Happily, many people read the essay [The Death of Environmentalism] and, whether they agreed or disagreed, considered our thesis that "modern environmentalism, with all of its unexamined assumptions, outdated concepts and exhausted strategies, must die so that something new can live." Our intent was, in part, to question whether the category of "the environment" made sense any longer. If "the environment" includes humans, then everything is environmental and the concept has little use other than being a poor synonym for "everything." If it excludes humans, then it is scientifically specious, not to mention politically suicidal.
Are humans part of the environment or not? Are we the problem - end of sentence, or can we also be the solution?
I had struggled with this question for a long time until I had it explained to me in better terminology by Andres Duany. He posed the question in terms of habitat - human habitat versus flora/fauna habitat. When you look at it that way, I believe it all makes more sense.
The modern environmentalist places the greatest value on wilderness, which is The Environment as it is, lacking of humans. As humans intervene in the wilderness, they degrade it. The more the degree of intervention, the more the degradation and the less amount of value. Therefore, the less we can impact the environment and the more we can restore the environment where it has been impacted, the greater value the environmentalist would infer.
A simple graph of value versus level of development (impact) would look like this, with the value decreasing as the level of development increases from wilderness on the far left to a completely urbanized area on the far right:
For myself, following the lead of Duany, I look at this differently. With the concept of habitat as a guide, I place an equally high value on the most natural flora/fauna habitat (wilderness) as I do on the most well-developed human habitat (urbanized). But as you stray from these two conditions, I see the overall value decline. The wilderness loses value once it is encroached upon as well-developed urban areas lose value as they become more spread out (incorporating slices of nature) and less urban.
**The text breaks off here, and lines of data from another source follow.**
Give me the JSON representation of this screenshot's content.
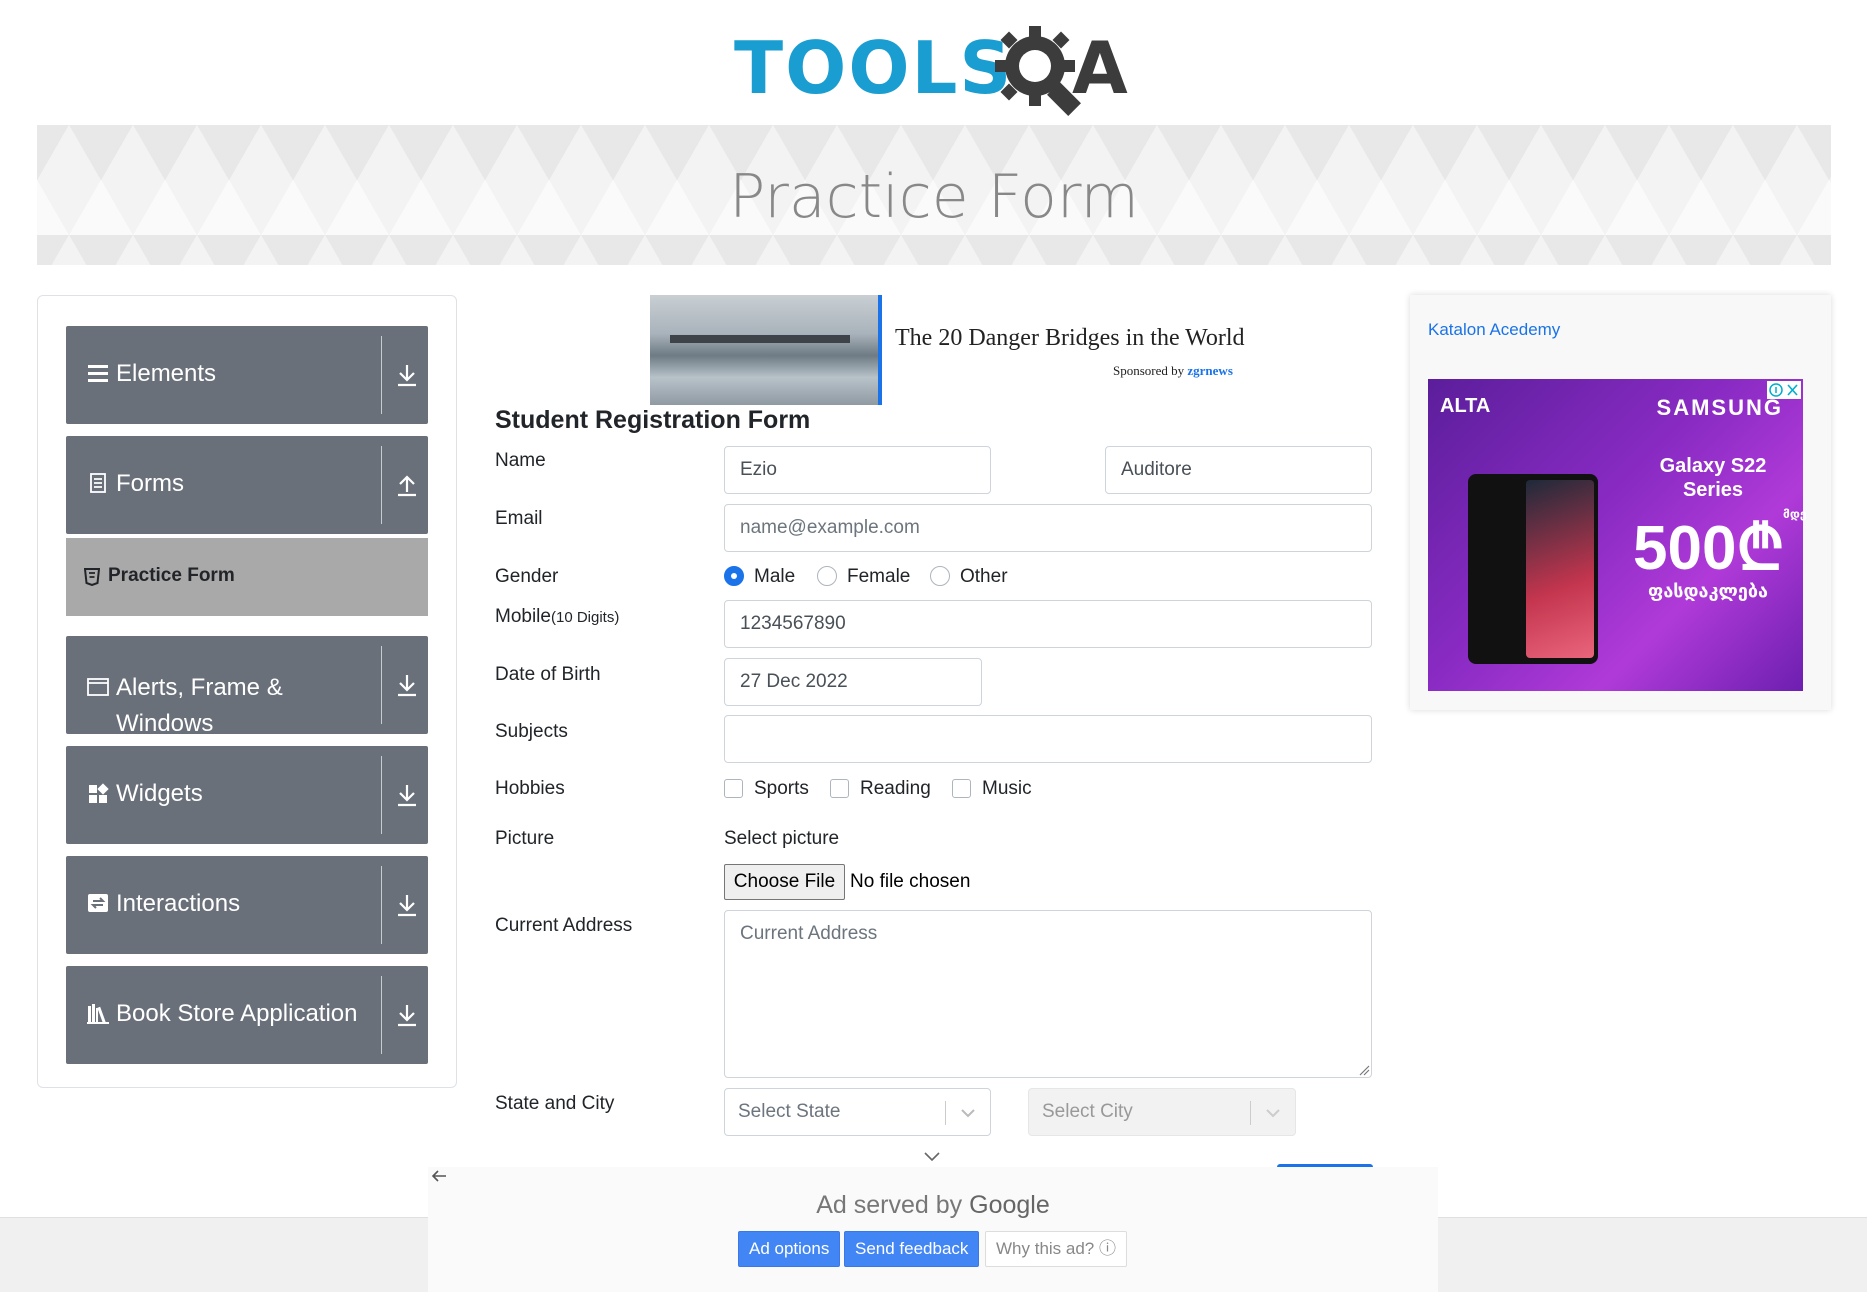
{
  "logo": {
    "text": "TOOLS",
    "suffix": "A",
    "q_icon": "gear-magnifier-icon"
  },
  "banner": {
    "title": "Practice Form"
  },
  "sidebar": {
    "groups": [
      {
        "label": "Elements",
        "icon": "hamburger-icon",
        "arrow": "download-arrow-icon"
      },
      {
        "label": "Forms",
        "icon": "document-icon",
        "arrow": "upload-arrow-icon"
      },
      {
        "label": "Alerts, Frame &",
        "label2": "Windows",
        "icon": "window-icon",
        "arrow": "download-arrow-icon"
      },
      {
        "label": "Widgets",
        "icon": "widgets-icon",
        "arrow": "download-arrow-icon"
      },
      {
        "label": "Interactions",
        "icon": "interactions-icon",
        "arrow": "download-arrow-icon"
      },
      {
        "label": "Book Store Application",
        "icon": "books-icon",
        "arrow": "download-arrow-icon"
      }
    ],
    "active_item": {
      "label": "Practice Form",
      "icon": "html5-icon"
    }
  },
  "ad_top": {
    "title": "The 20 Danger Bridges in the World",
    "sponsored_prefix": "Sponsored by",
    "sponsor": "zgrnews"
  },
  "form": {
    "title": "Student Registration Form",
    "name_label": "Name",
    "first_name": "Ezio",
    "last_name": "Auditore",
    "email_label": "Email",
    "email_placeholder": "name@example.com",
    "gender_label": "Gender",
    "gender_options": [
      "Male",
      "Female",
      "Other"
    ],
    "gender_selected": "Male",
    "mobile_label": "Mobile",
    "mobile_hint": "(10 Digits)",
    "mobile_value": "1234567890",
    "dob_label": "Date of Birth",
    "dob_value": "27 Dec 2022",
    "subjects_label": "Subjects",
    "subjects_value": "",
    "hobbies_label": "Hobbies",
    "hobbies": [
      "Sports",
      "Reading",
      "Music"
    ],
    "picture_label": "Picture",
    "picture_hint": "Select picture",
    "choose_file": "Choose File",
    "no_file": "No file chosen",
    "address_label": "Current Address",
    "address_placeholder": "Current Address",
    "state_city_label": "State and City",
    "state_placeholder": "Select State",
    "city_placeholder": "Select City"
  },
  "ad_right": {
    "alt_link": "Katalon Acedemy",
    "brand_left": "ALTA",
    "brand_right": "SAMSUNG",
    "product": "Galaxy S22 Series",
    "price": "500₾",
    "price_unit": "მდე",
    "discount_text": "ფასდაკლება"
  },
  "google_ad": {
    "served_by": "Ad served by",
    "google": "Google",
    "ad_options": "Ad options",
    "send_feedback": "Send feedback",
    "why_this_ad": "Why this ad? ⓘ"
  },
  "colors": {
    "brand_blue": "#1a9ed1",
    "sidebar_group": "#6a707a",
    "active_item": "#a9a9a9",
    "primary": "#1a73e8",
    "google_blue": "#4285f4"
  }
}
My value graph looks like this:
And this brings me to why I struggle with environmentalists. By not including humans as part of the environment and placing an equal value on their habitat, environmentalists are in a losing battle where the only possible outcome is both poor quality flora/fauna habitat and poor quality human habitat. By having a singular focus on resisting development, modern environmentalists are inducing the decentralized, spread-out development pattern that most destroys that which they value.
And while they may get some satisfaction by reducing a 50 unit housing development down to 40 units, what they should be advocating for instead is 100 units. The ten unit "victory" simply dislocates the total demand to some future environmental compromise, while the failure to build a full 100 units (in this example) on land that is being impacted means a larger footprint for the same level of development.
If modern environmentalists focused on building vibrant urban areas that are great human habitats, they could not only be for something (instead of simply against) but they would actually promote their own values more effectively than they are doing today.